i just bought my 1 gallon 8 bag yesterday from hydrohippy.com and the red 160 micron has a bit of freying as well. i aint really complaining cuz i dont have a scope to see whats up and the hash ive made so far looks bomb as fuh, just saying alot happens between it reaching canada and the united states--namely careless hydrostore owners :alligator::crutches::crutches:

03-02-2012, 11:55 AM
This is why I shelled out the $334 and change (after shipping, even less if you're 215, etc.) for the real BubbleBags and I advocate anyone wishing to make bubble do the same. Sure the real top brand bags may cost more, they're worth it; whereas it may take you 2 or 3 runs (if you're unlucky) to pay for the high-priced top quality bags, but you will have them for literally years and hundreds of runs....

Once you go bubble you don't go back...:bongin:

Edit: I've gone through multiple sets of generic bags, some lent to the wrong friends and others just worn out after 2 weeks, I'll never use any but bubblebag again!

03-02-2012, 07:10 PM
Awesome info everyone, thanks a bunch. After closer inspection of the bags, I think the fibers are from the weave of the bag. Under the scope the are the same thickness and length. So I will mix in a separate bucket and only use these bags for for straining. Looks like the better quality bags are worth the extra dough.

Any pitfalls to mixing in a regular 5gal bucket with no bag and then straining?

I watched a you tube video by subcool where he uses the bubblebags one at a time. Any thoughts on this method?


03-02-2012, 11:49 PM
yeah its freying from the thread used to sew, not the fabric-- i use 2 buckets, pretty much subcools method to mix and have same problem, i dont mix anywhere near the 160 or id say it was my own fault, nope these came like this. i cant say anything bout your bags though, cuz generic ones are just obvious crap, its just a crazy anomaly that i seem to be gettin red hairs through out in bubble bags, these things are hefty!

it seems as though if you smoke the hash, the problem of these threads seems to go away in more ways than one hahaa, so i cant really complain with all this full melt i been gettin

03-03-2012, 12:09 AM
I use one at a time for smaller batches. I went to Ace Hardware and got some clean, unused one gallon paint cans for each of my one gallon bags. I cut the bottoms off with a good can opener that leaves no edges on the can. I replaced the string in each bag with 1/16" bungee at just the right length to wrap around the bag and can once over. Then I'll manually agitate a 5 gallon batch and use Sub Cool's method basically, pouring the green water from 5 gallon to 5 gallon through the paint cans, which are suspended by a hook on a 2x4 on saw horses. Paddle the bottoms with a spoon when they stop up, or give the cans little drops if you're careful. The key is to rinse the buckets thoroughly between bags to avoid mixing microns. And of course, pour your rinse through the current bag before moving on. It's a little slow going on the lower microns, but the price and ease of maintaining a one gallon set, the ease of yielding from them, and the control you can have over a 5 gallon batch versus a one gallon, make it worth it.

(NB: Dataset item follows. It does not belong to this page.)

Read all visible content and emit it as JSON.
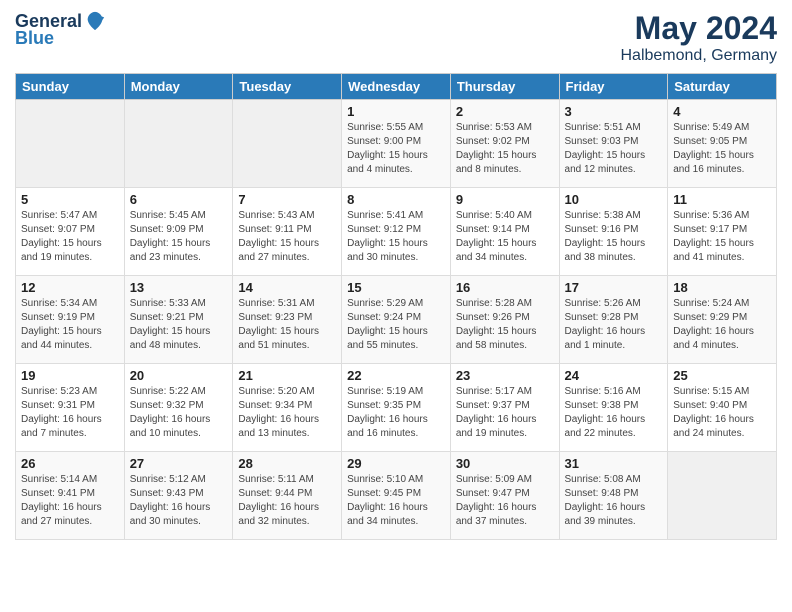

03-03-2012, 09:01 PM
smh this is what happens companies sell a product that they care less about! thank you bubbleman for providing bags w a standard of quality and a product not only sold but used by the owner of the company himself for his own meds! my 2 cents have a blessed day